Exclusive deals between cable operators and ISPs such as the one binding AT&T to Excite@Home have irked competing ISPs. AT&T has vowed to break its pattern of exclusivity but not until its contract with Excite runs out in 2002.
The AOL-TW memo also raised some eyebrows by mentioning "marketing commitments" in its list of criteria for pricing ISP access.
"This could mean they give ISPs an easier time if they [do] a certain level of marketing for them," said Sue Ashdown, director of Washington, D.C.-based U.S.
Internet Service Providers Association.
Time Warner Inc., in New York, can be reached at www.timewarner.com. America Online Inc., in Dulles, Va., can be reached at www.aol.com.
Open access for all
AOL and Time Warner's MOU gives some details on the plan to let ISPs use Time Warner's cable network.
* Consumers would not be required to buy service from AOL.
* AOL-TW would not limit the number of ISPs providing access.
* AOL-TW will factor in speed, marketing agreements, and the type of service when deciding how much to charge other ISPs.
AOL HIT WITH MORE LAWSUITS
America Online has been slapped with two more class-action lawsuits. The lawsuits allege that the latest version of AOL's Internet software makes changes to customers' PCs that make it hard, if not impossible, for them to connect to alternative ISPs.
The most recent lawsuits were filed this week in New Jersey and Oregon. They seek class-action status on behalf of all users in those states who installed AOL Version 5.0. They follow similar lawsuits filed earlier this year in Washington, Arizona, Virginia, Colorado, and Ohio.
The claims made in all of the lawsuits are similar and relate to the most recent version of AOL's Internet software -- AOL Version 5.0 -- released in October of last year.
AOL failed to inform customers that installing the AOL 5.0 upgrade would make "dramatic changes" to their operating systems and would interfere with their ability to connect to other ISPs, according to a statement issued this week by Hagens Berman, a law firm handling four of the lawsuits, including the two most recent filings.

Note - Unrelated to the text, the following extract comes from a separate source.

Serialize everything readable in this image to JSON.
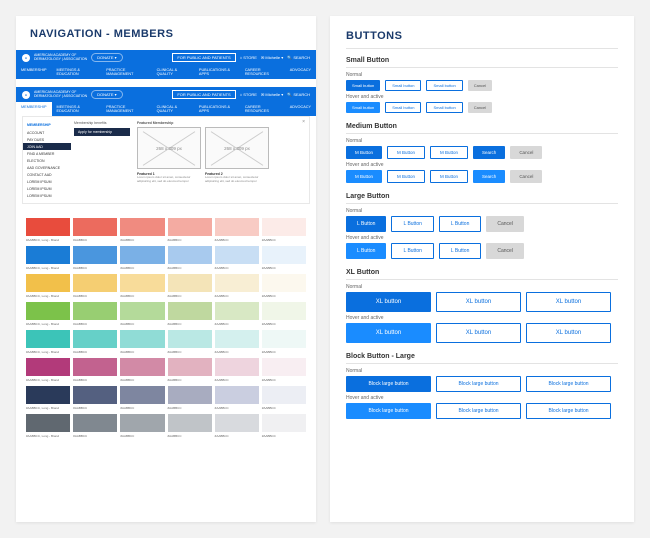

AOL did not return a call about the latest lawsuits. AOL previously said, however, that users must grant permission before any changes are made to their computer settings and can find instructions in the AOL help area about how to change them back. The company maintains that users can use multiple ISPs with AOL Version 5.0.
America Online Inc., in Dulles, Va., is at www.aol.com.